I blame Greg LeMond. By using elbow-rest triathlon handlebars to beat Laurent Fignon on the last stage of the 1989 Tour de France, LeMond effectively killed off the use of road bikes in time trials and thus deprived the world of competitive road cycling of its most compelling reason to perfect the art of riding on the drops. Back when it was usual to ride time trials on drops, those wishing to maximise their average speed had little choice but to find a sustainable position.
There were, of course, wide variations in trunk angle, the most important metric; those blessed with exceptional flexibility might well ride with an almost horizontal back, while others – Jan Janssen on his way to winning the 1968 Tour de France comes to mind – struggled to get as low as the more ambitious of today’s sportive riders. But they all rode comfortably on the drops for extended periods.
If using the drops isn’t possible, there’s not much point in having them. Equally, if the owner isn’t looking to cheat wind resistance and doesn’t bother, there’s not much point in having them. In the latter case, flat handlebars would surely be a better choice. There is, of course, nothing wrong with riding around on a bike that only gets partly used – many smaller sprockets see little use – but those who don’t use the drops because they see no need should at least give them a go. If they turn out to be too low and far away, perhaps another fitting is called for. If they’re not, why not use them more?
On the other hand, it may well be that even a youthful, elastic body won’t let its owner comfortably reach the freshly lowered drops. There’s a cheap and easy solution: move the brake levers up and back so they are easy to reach when on the ‘tops’. This is, in fact, the giveaway; the fact that the brakes then can’t really be used properly when on the drops is irrelevant if the drops themselves are perforce left idle.

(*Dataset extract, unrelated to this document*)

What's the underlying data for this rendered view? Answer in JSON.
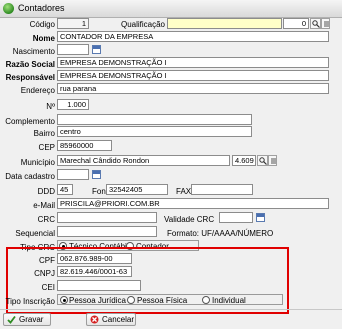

Incomprehensibly popular despite its limitations, the six-shooter brake lever set-up is, as with any variation possible within the limits of component positioning, entirely up to the user. Sean Yates famously prefers his levers slumped low on the bend, making them easy to reach on the drops but less so from the tops, and does so because he likes the straight-arm hold they offer when riding out of the saddle. But the efforts made by manufacturers to create ergonomically effective levers and hoods are largely wasted if they aren’t put where they can be used correctly, which means from both tops and drops.

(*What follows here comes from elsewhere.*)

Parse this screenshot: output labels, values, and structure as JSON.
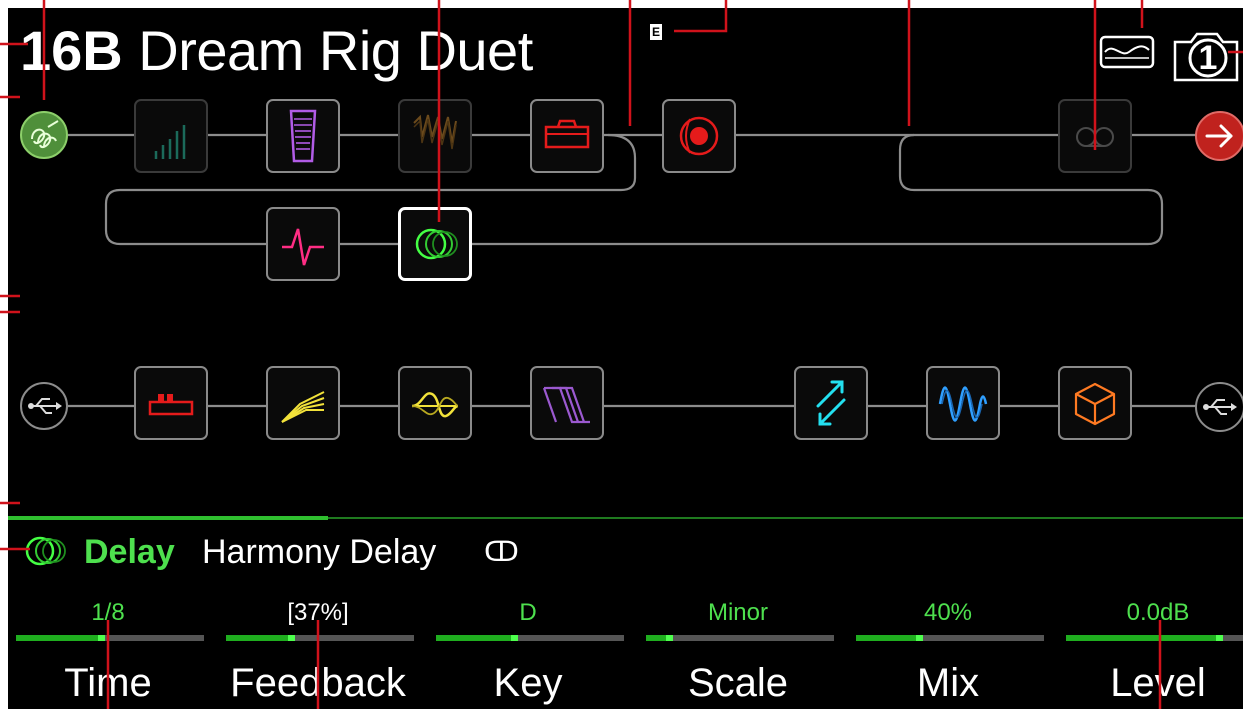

And that means being comfortable with the hands in either place. It’s actually very easy to arrive at a starting position. Assuming correct bike size, saddle height and setback, place the bars so that, when the hands are on the drops, the trunk is at around 40° to horizontal. The upper arms should be at 90° or thereabouts to the trunk and there should be a slight bend at the elbow.
Alter stem length to get the correct upper arm to trunk angle and adjust bar height to find the lowest position you can use comfortably for an extended period. So what if it’s not very low? You are still able to use the drops when you need them. And how do you know your bike is the right size in the first place? Hmm. That’s where a fitting comes in, these days. Saves buying a sportive bike when what you really need is a racer, don’t you see?

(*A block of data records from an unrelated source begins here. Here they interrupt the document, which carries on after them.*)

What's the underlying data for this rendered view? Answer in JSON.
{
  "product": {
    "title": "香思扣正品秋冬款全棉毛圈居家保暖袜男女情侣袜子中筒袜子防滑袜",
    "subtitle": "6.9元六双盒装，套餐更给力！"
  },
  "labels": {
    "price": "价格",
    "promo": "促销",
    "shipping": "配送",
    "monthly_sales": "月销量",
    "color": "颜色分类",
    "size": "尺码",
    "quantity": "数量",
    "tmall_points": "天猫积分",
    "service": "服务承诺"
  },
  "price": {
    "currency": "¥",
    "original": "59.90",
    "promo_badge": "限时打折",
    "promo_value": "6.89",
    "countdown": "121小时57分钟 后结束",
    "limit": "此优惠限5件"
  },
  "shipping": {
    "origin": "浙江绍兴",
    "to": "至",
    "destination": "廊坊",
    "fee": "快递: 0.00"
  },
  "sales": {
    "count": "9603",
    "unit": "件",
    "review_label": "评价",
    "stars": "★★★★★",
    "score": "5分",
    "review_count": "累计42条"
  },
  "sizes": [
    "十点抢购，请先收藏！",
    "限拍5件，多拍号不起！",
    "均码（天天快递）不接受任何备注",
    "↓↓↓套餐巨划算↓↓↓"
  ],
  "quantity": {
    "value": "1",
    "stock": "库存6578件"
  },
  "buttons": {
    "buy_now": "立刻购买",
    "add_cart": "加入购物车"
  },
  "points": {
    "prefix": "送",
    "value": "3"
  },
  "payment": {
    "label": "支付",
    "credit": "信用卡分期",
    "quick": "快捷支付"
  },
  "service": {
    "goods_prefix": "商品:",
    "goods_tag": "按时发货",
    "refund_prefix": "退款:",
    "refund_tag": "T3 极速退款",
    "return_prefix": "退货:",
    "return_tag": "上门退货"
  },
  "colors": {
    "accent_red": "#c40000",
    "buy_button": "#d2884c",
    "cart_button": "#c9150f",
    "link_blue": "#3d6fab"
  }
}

This article first appeared in the April 4 edition of Cycling Weekly magazine, available worldwide via iTunes. Read Cycling Weekly magazine on the day of release wherever you are in the world with our iPad edition – International digital edition, UK digital edition. And if you like us, rate us!